▶ **Exercise instructions**
Could you please write out each line of the records exactly, minus the pictures?

▶ **Record extracts**

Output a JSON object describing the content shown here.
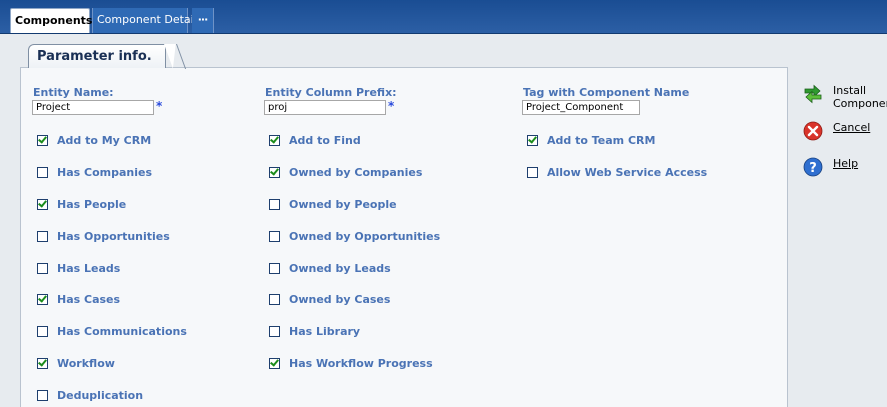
{
  "tabs": {
    "components": "Components",
    "component_details": "Component Details",
    "more": "···"
  },
  "panel": {
    "tab_title": "Parameter info."
  },
  "fields": {
    "entity_name": {
      "label": "Entity Name:",
      "value": "Project",
      "required": "*"
    },
    "entity_column_prefix": {
      "label": "Entity Column Prefix:",
      "value": "proj",
      "required": "*"
    },
    "tag_component": {
      "label": "Tag with Component Name",
      "value": "Project_Component"
    }
  },
  "checkboxes": {
    "col1": [
      {
        "label": "Add to My CRM",
        "checked": true
      },
      {
        "label": "Has Companies",
        "checked": false
      },
      {
        "label": "Has People",
        "checked": true
      },
      {
        "label": "Has Opportunities",
        "checked": false
      },
      {
        "label": "Has Leads",
        "checked": false
      },
      {
        "label": "Has Cases",
        "checked": true
      },
      {
        "label": "Has Communications",
        "checked": false
      },
      {
        "label": "Workflow",
        "checked": true
      },
      {
        "label": "Deduplication",
        "checked": false
      }
    ],
    "col2": [
      {
        "label": "Add to Find",
        "checked": true
      },
      {
        "label": "Owned by Companies",
        "checked": true
      },
      {
        "label": "Owned by People",
        "checked": false
      },
      {
        "label": "Owned by Opportunities",
        "checked": false
      },
      {
        "label": "Owned by Leads",
        "checked": false
      },
      {
        "label": "Owned by Cases",
        "checked": false
      },
      {
        "label": "Has Library",
        "checked": false
      },
      {
        "label": "Has Workflow Progress",
        "checked": true
      }
    ],
    "col3": [
      {
        "label": "Add to Team CRM",
        "checked": true
      },
      {
        "label": "Allow Web Service Access",
        "checked": false
      }
    ]
  },
  "actions": {
    "install": "Install\nComponent",
    "cancel": "Cancel",
    "help": "Help"
  },
  "colors": {
    "topbar": "#2c5fa5",
    "label": "#4a73b5",
    "required": "#2a4bdc",
    "checkmark": "#1b8c1b"
  },
  "icons": {
    "install": "green-arrows-icon",
    "cancel": "red-x-icon",
    "help": "blue-question-icon"
  }
}
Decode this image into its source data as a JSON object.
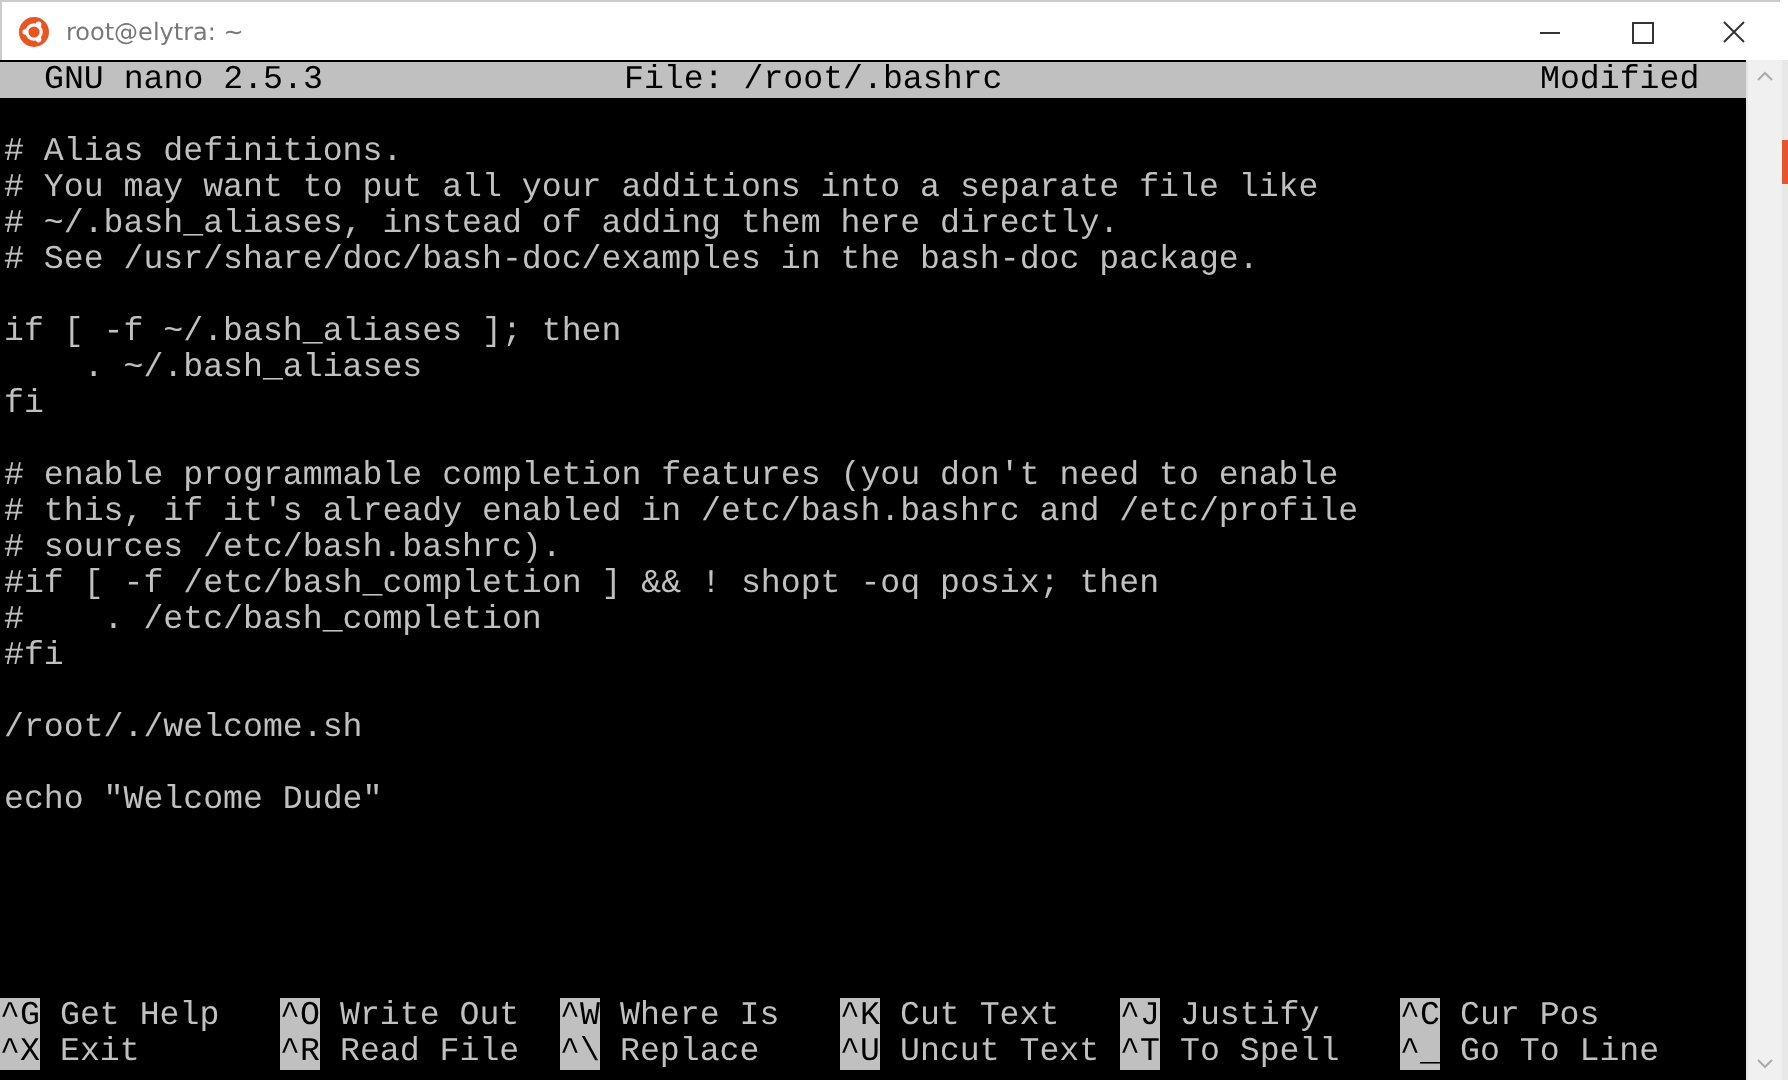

▶ **Answer section**
Output a JSON object describing the content shown here.
{
  "tabs": {
    "components": "Components",
    "component_details": "Component Details",
    "more": "···"
  },
  "panel": {
    "tab_title": "Parameter info."
  },
  "fields": {
    "entity_name": {
      "label": "Entity Name:",
      "value": "Project",
      "required": "*"
    },
    "entity_column_prefix": {
      "label": "Entity Column Prefix:",
      "value": "proj",
      "required": "*"
    },
    "tag_component": {
      "label": "Tag with Component Name",
      "value": "Project_Component"
    }
  },
  "checkboxes": {
    "col1": [
      {
        "label": "Add to My CRM",
        "checked": true
      },
      {
        "label": "Has Companies",
        "checked": false
      },
      {
        "label": "Has People",
        "checked": true
      },
      {
        "label": "Has Opportunities",
        "checked": false
      },
      {
        "label": "Has Leads",
        "checked": false
      },
      {
        "label": "Has Cases",
        "checked": true
      },
      {
        "label": "Has Communications",
        "checked": false
      },
      {
        "label": "Workflow",
        "checked": true
      },
      {
        "label": "Deduplication",
        "checked": false
      }
    ],
    "col2": [
      {
        "label": "Add to Find",
        "checked": true
      },
      {
        "label": "Owned by Companies",
        "checked": true
      },
      {
        "label": "Owned by People",
        "checked": false
      },
      {
        "label": "Owned by Opportunities",
        "checked": false
      },
      {
        "label": "Owned by Leads",
        "checked": false
      },
      {
        "label": "Owned by Cases",
        "checked": false
      },
      {
        "label": "Has Library",
        "checked": false
      },
      {
        "label": "Has Workflow Progress",
        "checked": true
      }
    ],
    "col3": [
      {
        "label": "Add to Team CRM",
        "checked": true
      },
      {
        "label": "Allow Web Service Access",
        "checked": false
      }
    ]
  },
  "actions": {
    "install": "Install\nComponent",
    "cancel": "Cancel",
    "help": "Help"
  },
  "colors": {
    "topbar": "#2c5fa5",
    "label": "#4a73b5",
    "required": "#2a4bdc",
    "checkmark": "#1b8c1b"
  },
  "icons": {
    "install": "green-arrows-icon",
    "cancel": "red-x-icon",
    "help": "blue-question-icon"
  }
}
Decode this image into its source data as a JSON object.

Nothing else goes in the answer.